__Extracted records__
_____
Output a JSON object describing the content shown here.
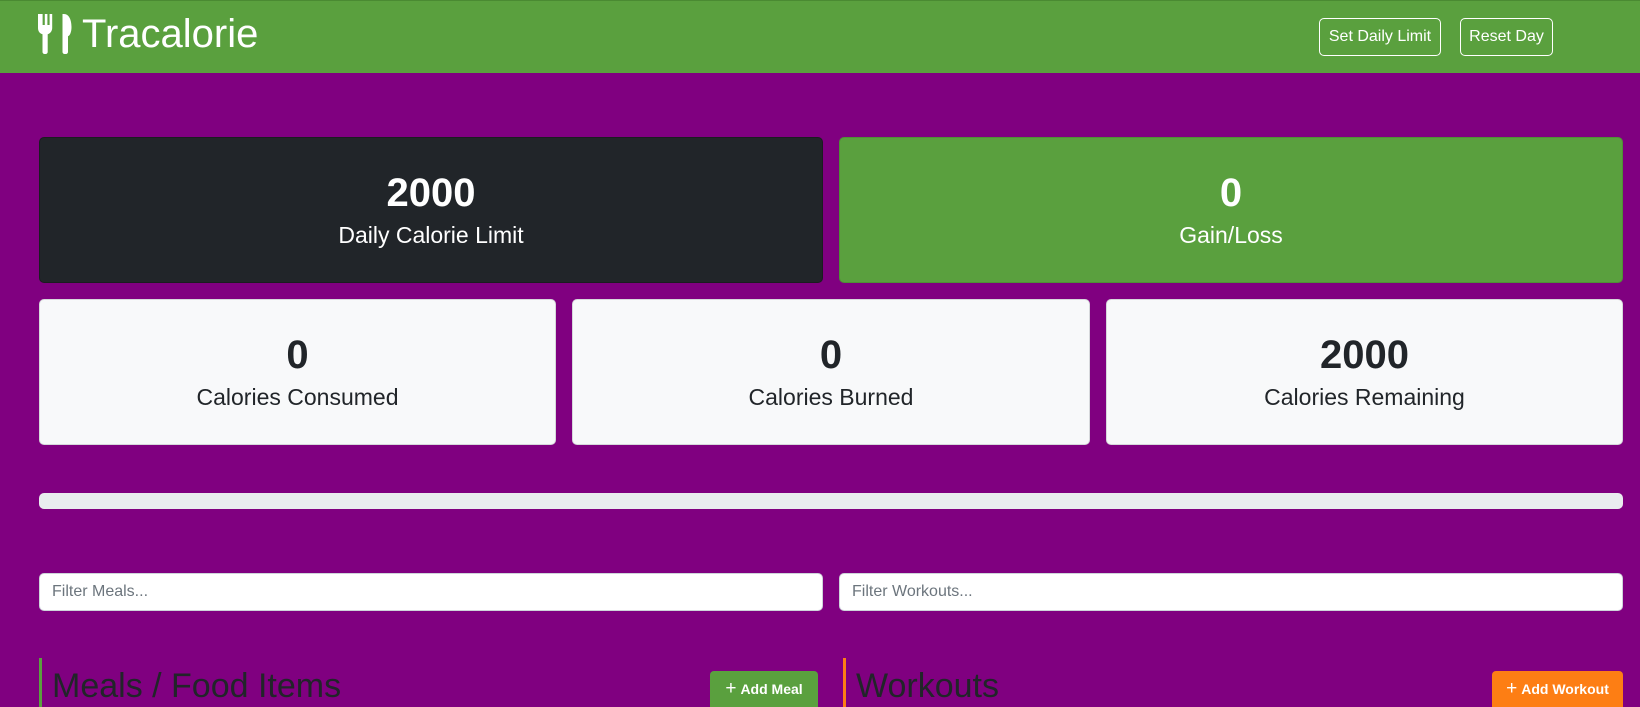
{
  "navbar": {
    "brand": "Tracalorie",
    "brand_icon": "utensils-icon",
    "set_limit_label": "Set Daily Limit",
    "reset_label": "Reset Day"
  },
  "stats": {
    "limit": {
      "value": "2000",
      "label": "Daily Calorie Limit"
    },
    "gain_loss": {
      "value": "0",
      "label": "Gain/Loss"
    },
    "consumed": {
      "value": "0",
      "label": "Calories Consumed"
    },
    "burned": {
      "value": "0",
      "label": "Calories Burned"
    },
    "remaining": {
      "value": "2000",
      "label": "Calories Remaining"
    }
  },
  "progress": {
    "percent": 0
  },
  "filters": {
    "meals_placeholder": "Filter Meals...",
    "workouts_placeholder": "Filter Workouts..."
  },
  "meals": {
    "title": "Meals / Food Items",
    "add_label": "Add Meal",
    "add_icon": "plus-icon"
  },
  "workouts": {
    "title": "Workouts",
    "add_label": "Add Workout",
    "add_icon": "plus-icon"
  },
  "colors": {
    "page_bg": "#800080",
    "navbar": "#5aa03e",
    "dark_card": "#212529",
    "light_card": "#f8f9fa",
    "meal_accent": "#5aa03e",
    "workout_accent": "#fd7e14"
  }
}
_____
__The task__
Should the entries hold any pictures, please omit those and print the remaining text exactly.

__Your response__
Output a JSON object describing the content shown here.
{
  "navbar": {
    "brand": "Tracalorie",
    "brand_icon": "utensils-icon",
    "set_limit_label": "Set Daily Limit",
    "reset_label": "Reset Day"
  },
  "stats": {
    "limit": {
      "value": "2000",
      "label": "Daily Calorie Limit"
    },
    "gain_loss": {
      "value": "0",
      "label": "Gain/Loss"
    },
    "consumed": {
      "value": "0",
      "label": "Calories Consumed"
    },
    "burned": {
      "value": "0",
      "label": "Calories Burned"
    },
    "remaining": {
      "value": "2000",
      "label": "Calories Remaining"
    }
  },
  "progress": {
    "percent": 0
  },
  "filters": {
    "meals_placeholder": "Filter Meals...",
    "workouts_placeholder": "Filter Workouts..."
  },
  "meals": {
    "title": "Meals / Food Items",
    "add_label": "Add Meal",
    "add_icon": "plus-icon"
  },
  "workouts": {
    "title": "Workouts",
    "add_label": "Add Workout",
    "add_icon": "plus-icon"
  },
  "colors": {
    "page_bg": "#800080",
    "navbar": "#5aa03e",
    "dark_card": "#212529",
    "light_card": "#f8f9fa",
    "meal_accent": "#5aa03e",
    "workout_accent": "#fd7e14"
  }
}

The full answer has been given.